# To do
Reprint every entry, character for character.

# Source records
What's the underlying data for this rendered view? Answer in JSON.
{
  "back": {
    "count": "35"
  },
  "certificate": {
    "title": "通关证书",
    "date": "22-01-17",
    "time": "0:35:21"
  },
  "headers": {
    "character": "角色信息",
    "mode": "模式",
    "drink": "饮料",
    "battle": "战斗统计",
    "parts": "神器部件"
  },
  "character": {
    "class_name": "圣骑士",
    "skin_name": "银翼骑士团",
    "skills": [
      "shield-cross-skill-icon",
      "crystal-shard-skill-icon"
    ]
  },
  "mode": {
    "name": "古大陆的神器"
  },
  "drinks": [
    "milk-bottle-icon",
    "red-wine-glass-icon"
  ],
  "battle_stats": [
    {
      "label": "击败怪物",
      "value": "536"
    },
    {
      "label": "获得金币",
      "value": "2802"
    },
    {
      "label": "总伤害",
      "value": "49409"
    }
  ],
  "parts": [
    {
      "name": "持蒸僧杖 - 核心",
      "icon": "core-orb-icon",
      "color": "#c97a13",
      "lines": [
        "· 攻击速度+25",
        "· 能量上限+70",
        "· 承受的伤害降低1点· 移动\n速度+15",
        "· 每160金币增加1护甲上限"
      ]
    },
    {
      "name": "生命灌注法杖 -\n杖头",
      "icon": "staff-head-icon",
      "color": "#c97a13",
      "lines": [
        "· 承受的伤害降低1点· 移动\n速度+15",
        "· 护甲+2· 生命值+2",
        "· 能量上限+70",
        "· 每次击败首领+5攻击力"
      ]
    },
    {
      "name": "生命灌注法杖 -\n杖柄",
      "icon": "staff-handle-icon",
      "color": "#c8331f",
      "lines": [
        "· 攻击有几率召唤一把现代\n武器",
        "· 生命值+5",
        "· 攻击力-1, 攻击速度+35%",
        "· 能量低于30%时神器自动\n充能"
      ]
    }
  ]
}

# Task response
What's the underlying data for this rendered view? Answer in JSON.
{
  "back": {
    "count": "35"
  },
  "certificate": {
    "title": "通关证书",
    "date": "22-01-17",
    "time": "0:35:21"
  },
  "headers": {
    "character": "角色信息",
    "mode": "模式",
    "drink": "饮料",
    "battle": "战斗统计",
    "parts": "神器部件"
  },
  "character": {
    "class_name": "圣骑士",
    "skin_name": "银翼骑士团",
    "skills": [
      "shield-cross-skill-icon",
      "crystal-shard-skill-icon"
    ]
  },
  "mode": {
    "name": "古大陆的神器"
  },
  "drinks": [
    "milk-bottle-icon",
    "red-wine-glass-icon"
  ],
  "battle_stats": [
    {
      "label": "击败怪物",
      "value": "536"
    },
    {
      "label": "获得金币",
      "value": "2802"
    },
    {
      "label": "总伤害",
      "value": "49409"
    }
  ],
  "parts": [
    {
      "name": "持蒸僧杖 - 核心",
      "icon": "core-orb-icon",
      "color": "#c97a13",
      "lines": [
        "· 攻击速度+25",
        "· 能量上限+70",
        "· 承受的伤害降低1点· 移动\n速度+15",
        "· 每160金币增加1护甲上限"
      ]
    },
    {
      "name": "生命灌注法杖 -\n杖头",
      "icon": "staff-head-icon",
      "color": "#c97a13",
      "lines": [
        "· 承受的伤害降低1点· 移动\n速度+15",
        "· 护甲+2· 生命值+2",
        "· 能量上限+70",
        "· 每次击败首领+5攻击力"
      ]
    },
    {
      "name": "生命灌注法杖 -\n杖柄",
      "icon": "staff-handle-icon",
      "color": "#c8331f",
      "lines": [
        "· 攻击有几率召唤一把现代\n武器",
        "· 生命值+5",
        "· 攻击力-1, 攻击速度+35%",
        "· 能量低于30%时神器自动\n充能"
      ]
    }
  ]
}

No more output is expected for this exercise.